**Records to use:**
::::::::

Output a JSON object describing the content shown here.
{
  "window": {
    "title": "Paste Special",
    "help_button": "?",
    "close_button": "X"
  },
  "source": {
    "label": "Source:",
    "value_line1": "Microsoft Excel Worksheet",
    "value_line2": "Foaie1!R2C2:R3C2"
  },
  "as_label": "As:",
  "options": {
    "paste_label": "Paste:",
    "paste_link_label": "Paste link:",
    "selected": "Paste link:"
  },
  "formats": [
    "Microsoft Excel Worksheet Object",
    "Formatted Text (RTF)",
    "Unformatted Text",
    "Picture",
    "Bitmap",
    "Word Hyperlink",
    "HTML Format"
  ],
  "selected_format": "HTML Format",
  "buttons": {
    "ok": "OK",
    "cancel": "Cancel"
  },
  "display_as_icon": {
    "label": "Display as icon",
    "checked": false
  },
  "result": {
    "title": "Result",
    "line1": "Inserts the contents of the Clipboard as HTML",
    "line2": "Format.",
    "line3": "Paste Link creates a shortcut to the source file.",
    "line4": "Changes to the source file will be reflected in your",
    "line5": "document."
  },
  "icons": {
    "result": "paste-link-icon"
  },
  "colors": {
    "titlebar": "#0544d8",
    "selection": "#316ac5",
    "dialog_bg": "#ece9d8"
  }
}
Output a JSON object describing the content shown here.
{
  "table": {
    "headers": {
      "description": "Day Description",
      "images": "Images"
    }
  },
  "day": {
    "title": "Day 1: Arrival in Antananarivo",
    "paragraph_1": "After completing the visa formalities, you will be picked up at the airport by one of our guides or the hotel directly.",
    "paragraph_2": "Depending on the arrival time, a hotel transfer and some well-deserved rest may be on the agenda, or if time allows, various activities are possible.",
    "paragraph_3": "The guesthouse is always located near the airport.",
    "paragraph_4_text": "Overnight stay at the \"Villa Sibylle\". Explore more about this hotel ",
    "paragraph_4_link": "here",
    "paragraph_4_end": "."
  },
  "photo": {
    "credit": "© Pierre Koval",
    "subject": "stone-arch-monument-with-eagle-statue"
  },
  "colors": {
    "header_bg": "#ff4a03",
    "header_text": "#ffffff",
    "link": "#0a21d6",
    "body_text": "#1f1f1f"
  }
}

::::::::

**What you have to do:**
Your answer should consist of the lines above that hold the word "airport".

**Response to the task:**
    "paragraph_1": "After completing the visa formalities, you will be picked up at the airport by one of our guides or the hotel directly.",
    "paragraph_3": "The guesthouse is always located near the airport.",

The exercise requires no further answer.